After counting the lines below that hold the word "archivu", reply with the count and nothing else.
┄┄┄┄┄┄┄┄┄┄
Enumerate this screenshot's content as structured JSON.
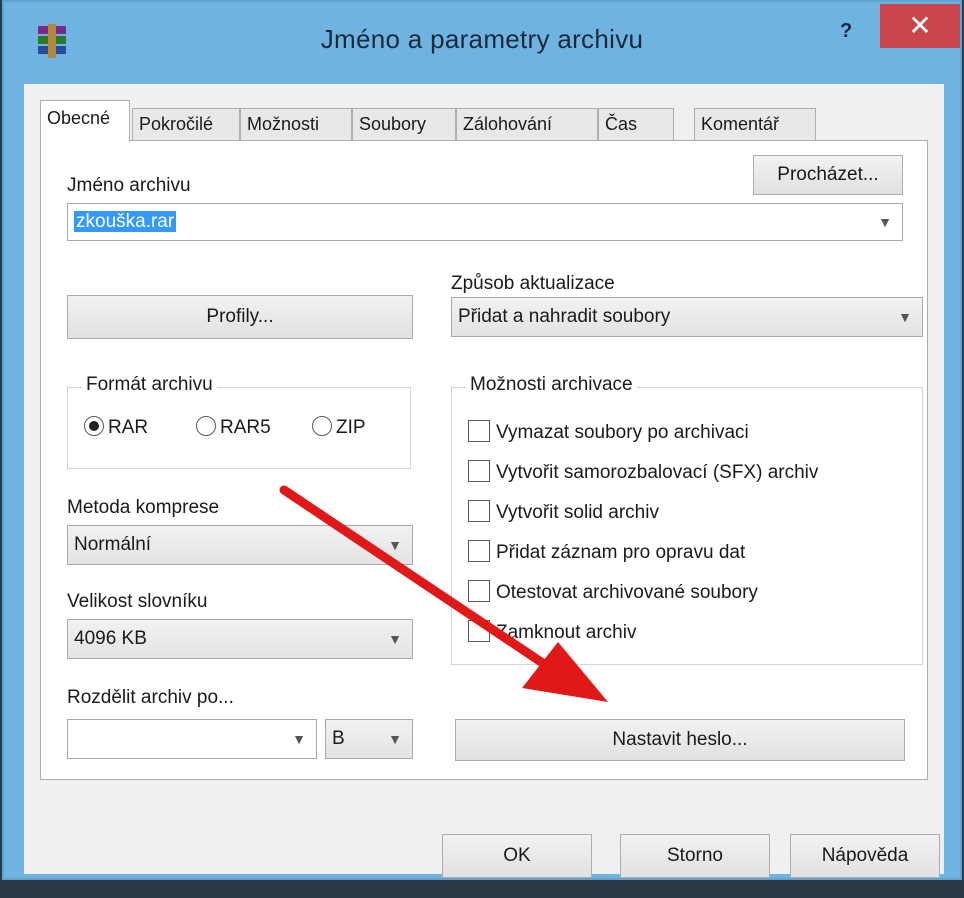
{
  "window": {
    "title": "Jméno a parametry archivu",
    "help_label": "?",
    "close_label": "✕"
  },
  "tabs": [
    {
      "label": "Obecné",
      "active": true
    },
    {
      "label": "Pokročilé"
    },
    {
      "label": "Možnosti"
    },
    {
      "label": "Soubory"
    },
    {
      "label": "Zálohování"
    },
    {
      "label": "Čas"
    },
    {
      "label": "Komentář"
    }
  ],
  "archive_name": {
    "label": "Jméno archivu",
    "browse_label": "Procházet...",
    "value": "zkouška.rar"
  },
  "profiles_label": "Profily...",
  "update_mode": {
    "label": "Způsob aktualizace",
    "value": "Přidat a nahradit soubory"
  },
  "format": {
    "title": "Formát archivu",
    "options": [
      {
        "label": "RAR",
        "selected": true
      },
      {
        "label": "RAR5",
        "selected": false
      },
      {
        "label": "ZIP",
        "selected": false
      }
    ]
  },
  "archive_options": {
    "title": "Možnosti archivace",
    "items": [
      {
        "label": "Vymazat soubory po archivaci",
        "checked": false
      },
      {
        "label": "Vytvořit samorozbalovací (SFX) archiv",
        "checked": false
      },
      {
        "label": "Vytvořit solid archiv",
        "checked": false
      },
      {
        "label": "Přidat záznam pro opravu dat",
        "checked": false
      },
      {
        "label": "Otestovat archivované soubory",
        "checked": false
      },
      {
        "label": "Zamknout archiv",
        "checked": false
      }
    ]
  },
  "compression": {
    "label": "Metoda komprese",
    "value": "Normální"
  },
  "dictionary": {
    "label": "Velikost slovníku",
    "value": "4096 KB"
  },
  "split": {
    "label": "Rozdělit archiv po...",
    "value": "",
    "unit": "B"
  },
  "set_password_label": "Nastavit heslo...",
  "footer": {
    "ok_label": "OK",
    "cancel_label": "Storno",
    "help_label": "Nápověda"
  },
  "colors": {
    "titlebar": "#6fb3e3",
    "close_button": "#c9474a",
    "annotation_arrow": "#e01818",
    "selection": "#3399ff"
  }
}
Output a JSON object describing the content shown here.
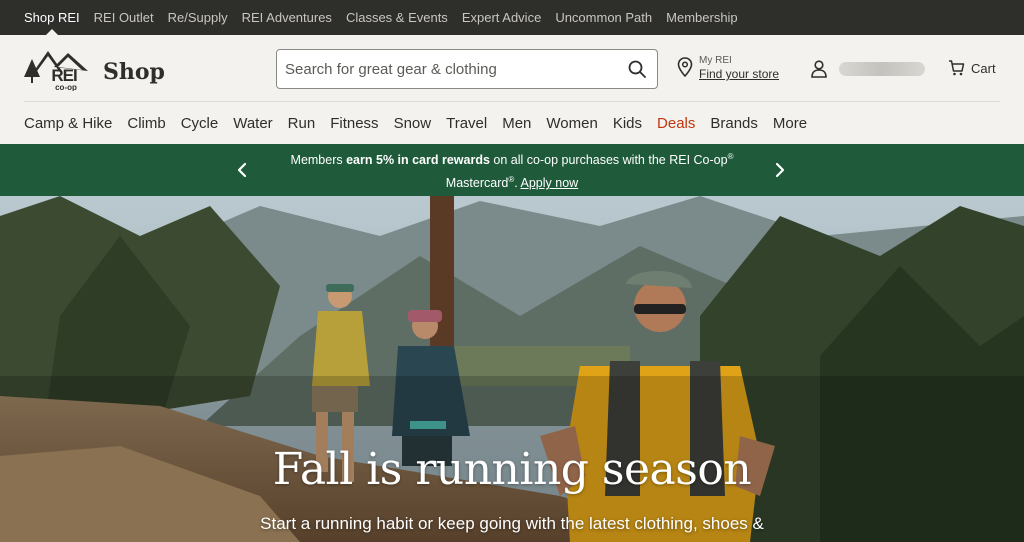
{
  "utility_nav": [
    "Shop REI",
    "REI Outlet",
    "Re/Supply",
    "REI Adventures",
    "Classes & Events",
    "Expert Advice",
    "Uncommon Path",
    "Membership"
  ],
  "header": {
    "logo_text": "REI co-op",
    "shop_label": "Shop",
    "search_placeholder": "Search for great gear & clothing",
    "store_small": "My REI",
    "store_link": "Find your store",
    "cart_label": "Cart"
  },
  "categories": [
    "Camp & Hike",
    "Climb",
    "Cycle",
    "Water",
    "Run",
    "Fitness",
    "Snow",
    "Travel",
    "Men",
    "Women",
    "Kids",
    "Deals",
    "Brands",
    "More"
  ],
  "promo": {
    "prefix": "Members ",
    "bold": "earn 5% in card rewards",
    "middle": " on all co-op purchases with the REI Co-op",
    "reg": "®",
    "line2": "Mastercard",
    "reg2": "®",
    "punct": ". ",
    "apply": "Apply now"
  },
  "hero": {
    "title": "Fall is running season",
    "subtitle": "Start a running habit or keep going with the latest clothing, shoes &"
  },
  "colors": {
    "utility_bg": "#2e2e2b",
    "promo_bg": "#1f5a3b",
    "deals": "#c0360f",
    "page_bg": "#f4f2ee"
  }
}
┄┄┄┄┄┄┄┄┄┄
Answer area:
3